The TEMPEST @ THE ISLAND
Brave Mirror’s production of William Shakespeare’s The Tempest could be considered daring, considering the student-run theatre company had been founded merely months ago. That, coupled with their bold decision to debut their company with one of the most widely-performed and acclaimed plays in theatrical history, runs the risk of being dramatically over-ambitious. However, the result is a marvellous display of musicality and wonderment.
Directed by Jamie Saul, The Tempest follows banished Duke Prospero and his daughter Miranda as they encounter strange spirits and intruders on their remote island. The simple set – a map of Prospero’s island which is drawn out on the floor in chalk – allows the cast to take full advantage of the space onstage, milling past the audience and throwing themselves across the stage. Instrumental in conveying the atmosphere of the island was the use of sound and lighting, the former being orchestrated by Jack Harding, whose score beautifully accompanies the narrative. Indeed, the distinct musicality that was ubiquitous throughout the play evoked a sense of enchantment, enhanced by Connor Ash’s use of lighting to not only indicate a change in scene, but also the altering moods of the play. However, at times I found the lack of visual effects rather underwhelming in presenting Prospero’s island, with the reliance on sound effects not fully expressing the beauty of the landscape of which the characters speak.
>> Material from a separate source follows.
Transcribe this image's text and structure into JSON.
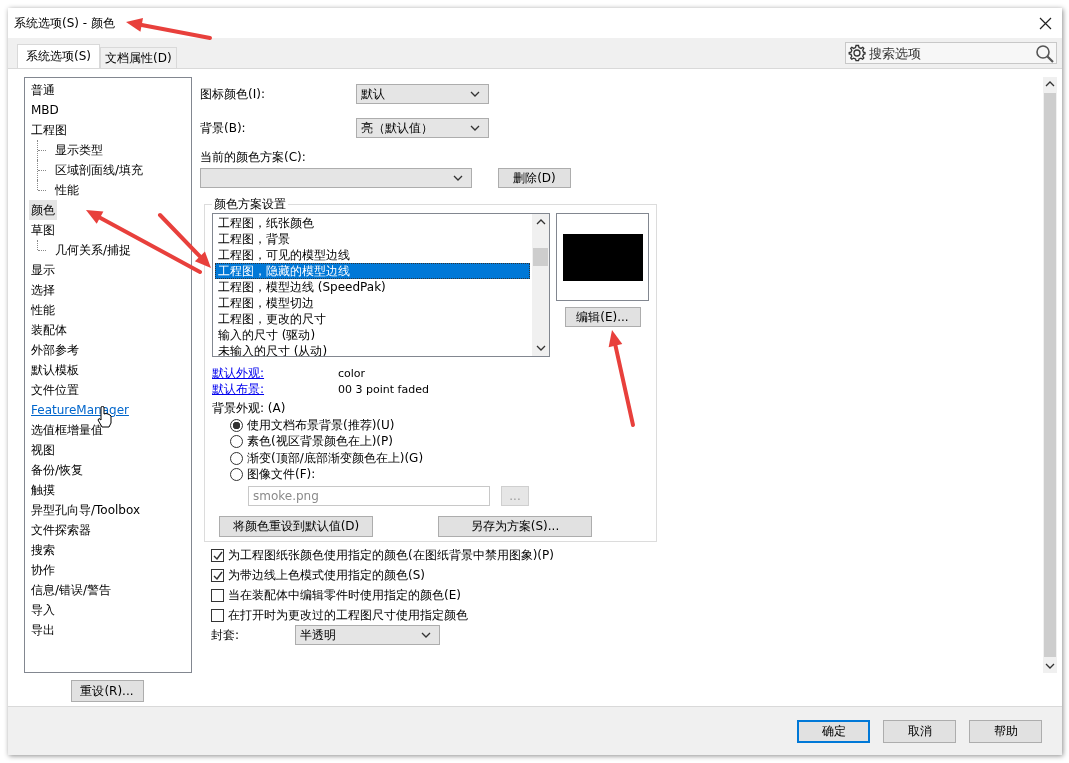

Rather cleverly, the role of Prospero was split between three actors (Elin Alexander, Madeleine Cross and Saul himself), with each portrayal being considerably different from the other, aiding the changing tones in the play. The first Prospero is played with a tense austerity, whilst the second Prospero is affable and kind, joyous in his daughter’s betrothal to the hopelessly infatuated Ferdinand. The third Prospero is perhaps most intriguing, with his plea for the audience to “let your indulgence set me free” delivering a sombre note to the play.
I adored the opening scene, in which a stern Prospero narrates the storm that brought him and daughter Miranda (Josie Dixey Watson) to the remote island. Whilst Prospero bids Miranda to pay attention (“dost thou attend me?”), the supporting characters are frozen in time, like museum displays. Whilst this scene is fraught with emotion, the rest of the play is fast-moving, flitting from Prospero’s cell to the depths of the island with little pause. However, this was at the expense of some scenes feeling rushed, particularly the interactions between Duke Alonso and his men.
The standout of the production was Ariel, played masterfully by Phoebe Averdieck. She dances around the stage, her presence indicated by tense orchestral strings and a pale blue beam. As an audience, we are caught between sympathising with Ariel’s tender vulnerability when begging for freedom and being astonished by her manipulation of the shipwrecked crew. Comic relief was provided in the form of the delightful drunkards Stephano and Trinculo, played by Megan Good and Tallula White respectfully. At times, the two actors diverted attention from Tom Younger’s Caliban, although his delivery of “the isle is full of noises” speech aptly captured the monster’s desperation.
Saul’s production of The Tempest was remarkably well-rehearsed and well-performed, an impressive feat particularly on its first night. With productions as captivating in its storytelling as this, I’m excited to see what Brave Mirror do next.
Photography by Lion Schellerer, courtesy of Brave Mirror Productions.